Such an easily avoided surtax would produce relatively little revenue, but it would work a gradual change in individual consciousness. Like dieters counting carbs, drivers would start keeping track of how many gallons they consumed each month.

They’re not already?!

Families would give more thought to consolidating trips. Those in the market for cars would look more seriously at fuel efficiency. Intelligent drivers would slow down a bit, which would make us all safer.

A surtax would also exercise a slight, but continuous pressure against long-distance commuting — thus working subtly to curtail suburban sprawl.

Of course, all of these effects would follow from a simple rise in gasoline and diesel prices, or an increase in fuel-excise taxes.

But the immediate impact of the surtax would be nothing compared with its long-term utility.
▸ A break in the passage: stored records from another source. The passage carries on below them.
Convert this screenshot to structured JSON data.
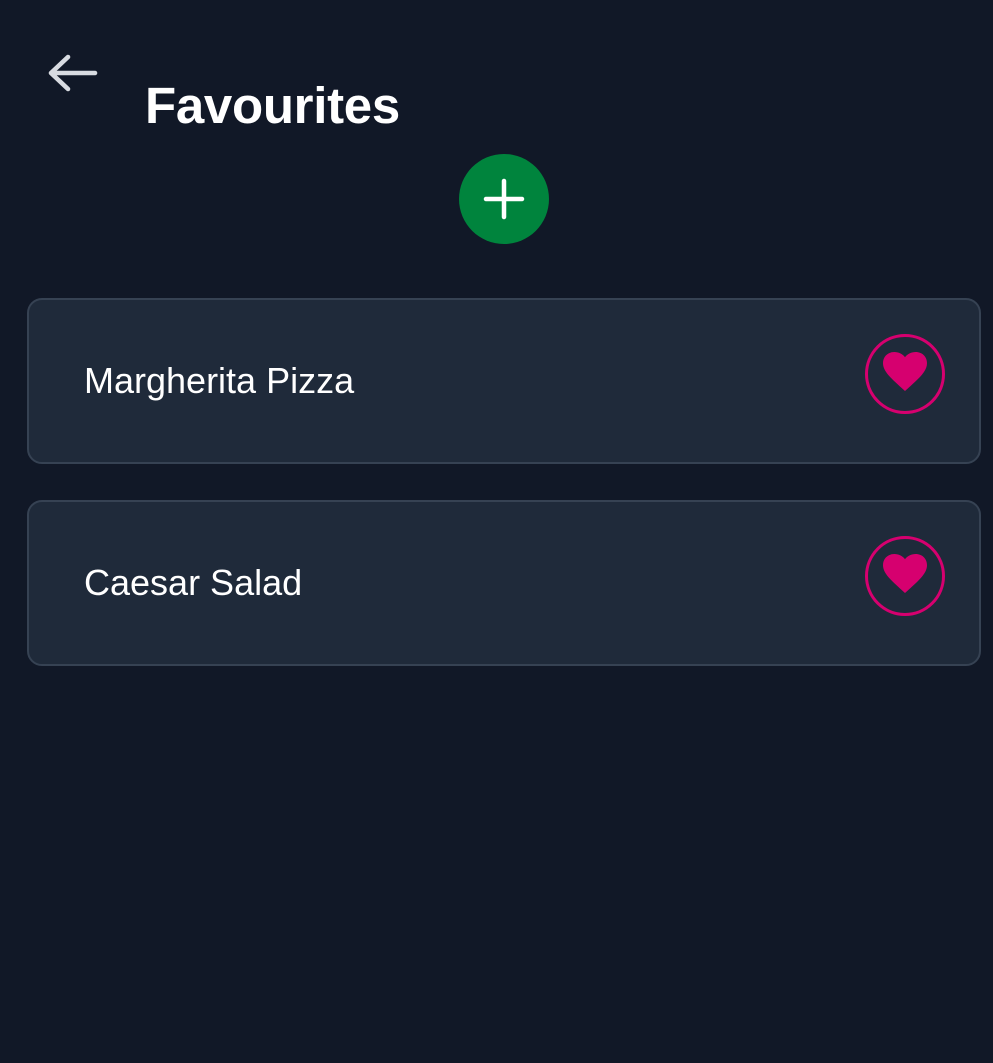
{
  "header": {
    "title": "Favourites",
    "back_icon": "arrow-left-icon"
  },
  "add_button": {
    "icon": "plus-icon",
    "color": "#00843d"
  },
  "favourites": [
    {
      "name": "Margherita Pizza",
      "favourite_icon": "heart-icon",
      "favourited": true
    },
    {
      "name": "Caesar Salad",
      "favourite_icon": "heart-icon",
      "favourited": true
    }
  ],
  "colors": {
    "background": "#111827",
    "card_background": "#1f2a3a",
    "card_border": "#364253",
    "accent_heart": "#d6006f",
    "text": "#ffffff"
  }
}
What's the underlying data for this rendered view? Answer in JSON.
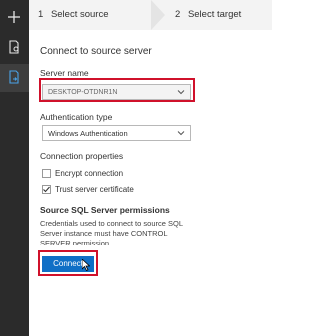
{
  "wizard": {
    "steps": [
      {
        "number": "1",
        "label": "Select source"
      },
      {
        "number": "2",
        "label": "Select target"
      }
    ]
  },
  "panel": {
    "title": "Connect to source server"
  },
  "server_name": {
    "label": "Server name",
    "value": "DESKTOP-OTDNR1N"
  },
  "auth": {
    "label": "Authentication type",
    "value": "Windows Authentication"
  },
  "connection_props": {
    "label": "Connection properties",
    "encrypt": {
      "label": "Encrypt connection",
      "checked": false
    },
    "trust_cert": {
      "label": "Trust server certificate",
      "checked": true
    }
  },
  "permissions": {
    "title": "Source SQL Server permissions",
    "text": "Credentials used to connect to source SQL Server instance must have CONTROL SERVER permission."
  },
  "connect_button": {
    "label": "Connect"
  },
  "left_rail": {
    "icons": [
      "plus-icon",
      "document-icon",
      "assessment-icon"
    ]
  },
  "colors": {
    "rail": "#2b2b2b",
    "accent": "#0f6fc6",
    "highlight": "#d0112b"
  }
}
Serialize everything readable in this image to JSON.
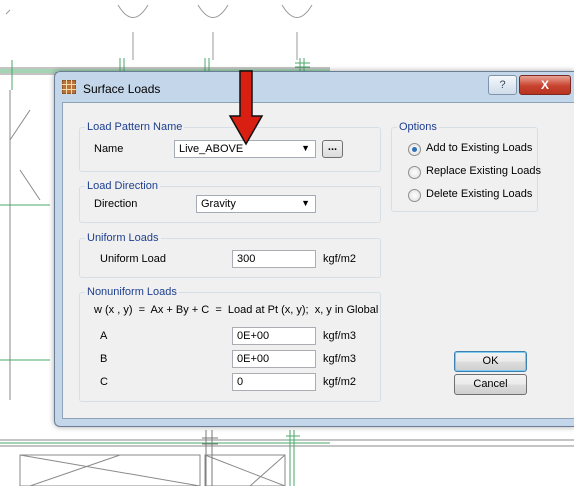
{
  "dialog": {
    "title": "Surface Loads",
    "help_label": "?",
    "close_label": "X"
  },
  "load_pattern": {
    "legend": "Load Pattern Name",
    "name_label": "Name",
    "name_value": "Live_ABOVE",
    "browse_label": "..."
  },
  "load_direction": {
    "legend": "Load Direction",
    "direction_label": "Direction",
    "direction_value": "Gravity"
  },
  "uniform_loads": {
    "legend": "Uniform Loads",
    "load_label": "Uniform Load",
    "load_value": "300",
    "load_unit": "kgf/m2"
  },
  "nonuniform_loads": {
    "legend": "Nonuniform Loads",
    "formula": "w (x , y)  =  Ax + By + C  =  Load at Pt (x, y);  x, y in Global",
    "rows": [
      {
        "label": "A",
        "value": "0E+00",
        "unit": "kgf/m3"
      },
      {
        "label": "B",
        "value": "0E+00",
        "unit": "kgf/m3"
      },
      {
        "label": "C",
        "value": "0",
        "unit": "kgf/m2"
      }
    ]
  },
  "options": {
    "legend": "Options",
    "items": [
      {
        "label": "Add to Existing Loads",
        "checked": true
      },
      {
        "label": "Replace Existing Loads",
        "checked": false
      },
      {
        "label": "Delete Existing Loads",
        "checked": false
      }
    ]
  },
  "buttons": {
    "ok_label": "OK",
    "cancel_label": "Cancel"
  },
  "colors": {
    "annotation_arrow": "#d91f12",
    "drawing_lines": "#8a8a8a",
    "grid_lines": "#4aa86a"
  }
}
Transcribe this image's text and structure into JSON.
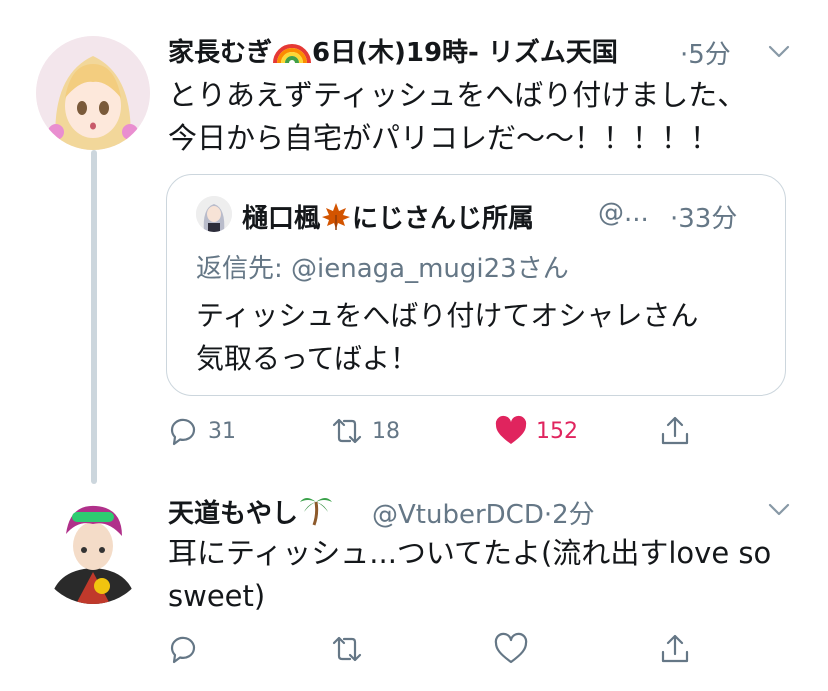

Having established a method of encouraging conservation, we could gradually ratchet down the number of gallons exempted — say, one gallon every two years — until, in twenty years, the surtax applied to every gallon over twenty.

That’s a serious reduction in gasoline consumption — but one which allows plenty of time for Detroit to design sexy, fuel-efficient vehicles, and for developers to discover the potential of reviving our cities and close-in suburbs. Time, indeed, for our metropolitan areas to get serious about mass transit.

A surtax along these lines would provide a flexible tool for gradually moving America toward serious energy conservation. It wouldn’t be painless, but it would minimize disruption while imposing a slow, steady market pressure in favor of energy conservation.

And it would square with what we know about Americans’ attitudes toward taxes. By involving all of us in a perpetual hunt for new ways to avoid using more than the exempted number of gallons each month, it would enlist American ingenuity in a permanent search for ways to reduce our dependence on oil.

Worth a try, don’t you think?

Well, what do you think? Is a hybrid instrument like a tax-rate quota the only politically feasible way to raise taxes on transport fuel? Do changes in technology since the 1940s and 1970s make administering this kind of rationing system more viable and more likely to be fair?

Finally, a necessary disclaimer: by posting this I am not endorsing Mr. Gray’s proposal. Indeed, I am generally a skeptic of heavy-handed market manipulation. But I do think his proposal raises some interesting questions for discussion.